In the Upper Paleolithic microliths in northern China are even demonstrated for the Homo erectus, who stayed there until about 40,000 to 10,000 years ago, as recent anthropological findings show and had not credited yet such a complex fine motor performance, especially its devices complexes otherwise relatively large and are rather coarse and mostly made in nuclear technology and not in reduction technology. The microlithic finds in this context are even more numerous and go to many sites in the thousands, but also show a significant regional and temporal variation.
Elsewhere in East and Central Asia can be found in the late Paleolithic and Neolithic numerous microlithic tools, most of the blade type, which are rarely retouched secondary. In Siberia, Mongolia and Manchuria, there was apparently particularly long deep into the local Neolithic into it. With the beginning of the ceramic and stone groundwood by about 3000 BC in these regions, these devices tradition fades.
From about 4000 BC geometric microliths occur on Sulawesi ( Celebes ).
The Australian Small Tool tradition dates from the period 4000-3000 BC Thus, geometric microliths were approximately in the Kenniff Cave in Carnarvon National Park in Queensland found that one of the layer sequence stratigraphy based on 5000-2500 BC could be dated. .
Types and production
One distinguishes the European occurring only in the Mesolithic geometric (eg trapezoidal ) of the non-geometric microliths.

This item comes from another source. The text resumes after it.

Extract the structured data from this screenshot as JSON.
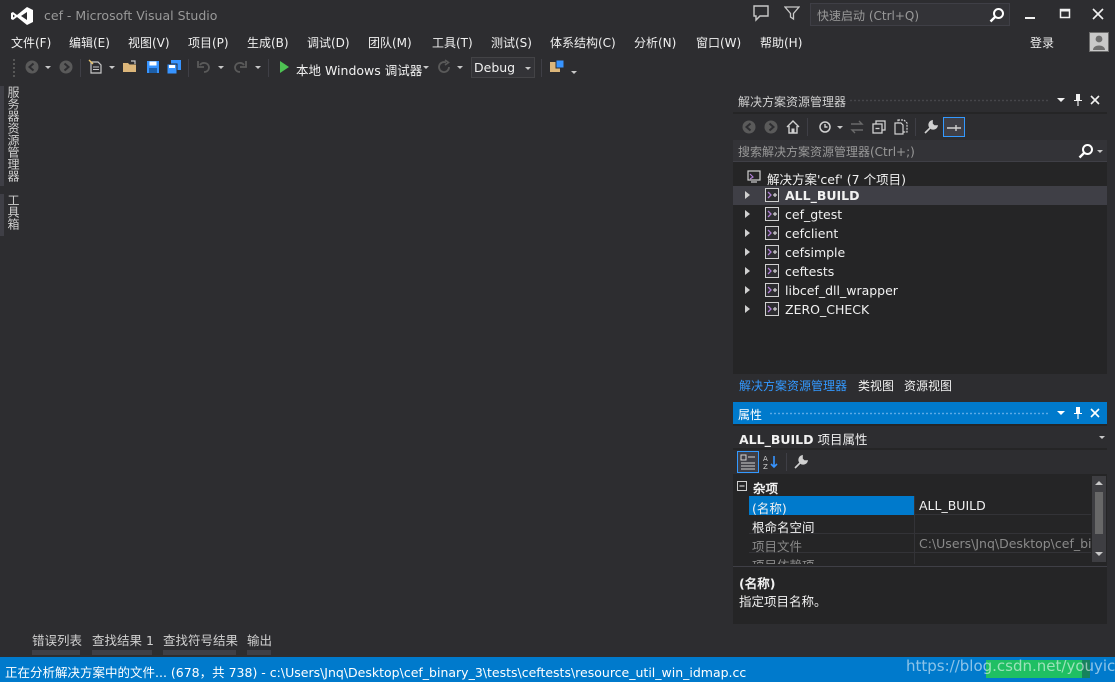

Geometric microliths were made using the so-called notch technique (stress fracture technique ) from so-called micro- blades. Lateral grooves on a blade this is specifically broken. Subsequent retouching ( modification of discounts or blades of flint with light pressure or shock, so that sharp edges or blunt ends or perforations occur ) brings the fragments into the desired shape. A score residual (micro - Scribe) remains as a typical piece of waste. Such notch residues are found in North Africa, especially in the Ibéromaurusien ( 15500-12000 BP), in Europe they are found to be rather random residual product already in the Gravettian or the simultaneous Pavlovian (Czech Republic ) ( 26000-19000 BP). In form, a distinction is triangular, square, segments and trapezoids. Like all microliths were used in combination devices as spikes or teeth, partially cross- scarfed and fastened with resin. Formally, there are strong regional differences.
Non- geometric microliths were made and retouched from very small blades ( louvers ). Particularly common here are the so-called "simple micro-tips ". They are defined so that the angle at the tip must not be greater than 45 °. There is only one retouching at the end, but not at the back. They come from the late Upper Paleolithic ago were simple to make and usually found as arrowheads use.
A second variant is the technically demanding " Sauveterrespitze ". It is symmetrical, very pointed and sometimes has two peaks. Sauveterrespitzen were spread throughout Europe.
The third variant is referred to as "micro tip back " and includes all retouched on the back tips of the Mesolithic, which do not belong to the first or second type. The fourth type finally finds the " triangle top," whose form arises from the fact that the base is retouched cross, so that a triangle with a 90 ° angle.